U.N. sets up 'bank' to ensure nuclear plants can get fuel
Saturday, December 4, 2010
After years of debate and a fundraising campaign launched by investor Warren Buffett, the U.N. atomic agency decided Friday to set up a $150 million uranium fuel "bank" aimed at slowing the spread of dangerous nuclear material around the globe.
The idea of such a bank has been floated for decades, but the concept took on new urgency with the development of Iran's nuclear program and the recent explosion of interest in nuclear energy.
The bank would guarantee the sale of fuel for countries' nuclear power plants, theoretically eliminating their need to develop it themselves. The same centrifuges used to prepare uranium for power plants can also be used to enrich it to higher, weapons-grade levels.
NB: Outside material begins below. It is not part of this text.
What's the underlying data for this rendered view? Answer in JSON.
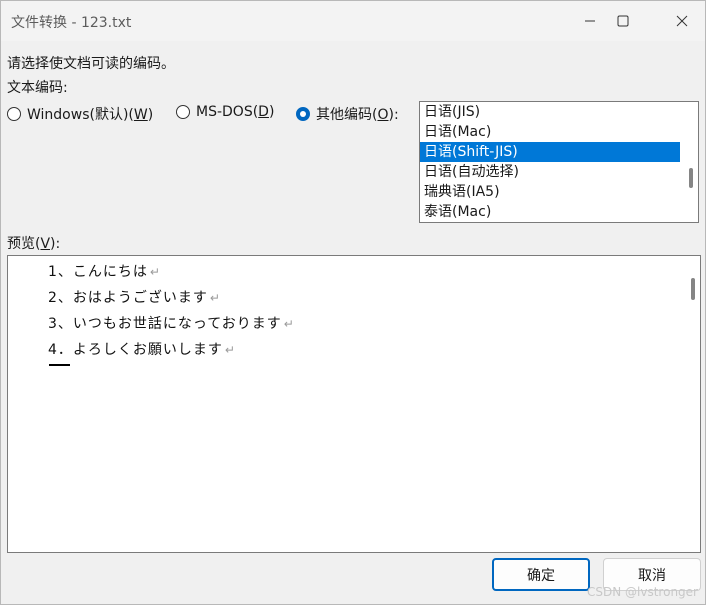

President Obama has touted the fuel bank, which will get $50 million from the U.S. government.
"This is a breakthrough in global cooperation to enable peaceful uses of nuclear energy while reducing the risks of proliferation and catastrophic terrorism," said former U.S. senator Sam Nunn, co-chairman of the Nuclear Threat Initiative, a private group that played a key role in getting the bank off the ground.
Although more guarded, academic experts said the bank was a positive step at a time of rising fears of nuclear proliferation.
"The bank is not a guarantee against the risk some countries might choose to proliferate," said Lawrence Scheinman of the James Martin Center for Nonproliferation Studies. "But the fewer the countries that have capacity to enrich [uranium] in the first place, the lower the prospect is they will be able to weaponize."
Nations on the Board of Governors of the International Atomic Energy Agency voted 28-0 to approve the bank, with six abstentions and one country absent.
The fuel bank, in essence, will ensure the sale of uranium for power plants to countries that are in good standing with the U.N. energy watchdog. The new institution is meant to be a backup in case countries face a cutoff from commercial suppliers.
A senior U.S. official said the bank was not likely to prompt Iran to alter its nuclear program, which is widely suspected of being aimed at developing weapons, a charge Tehran denies.
"But it does undercut their argument that they need to have an indigenous [uranium] enrichment program because they can't be confident they can rely on" outside suppliers of fuel, the official said, speaking on the condition of anonymity.
The fuel bank project got going in 2006 after Nunn approached Buffett with the idea. Buffett pledged $50 million, on the condition that governments kick in $100 million. That total was reached last year, with donations from the United States, the European Union, Kuwait, Norway and the United Arab Emirates.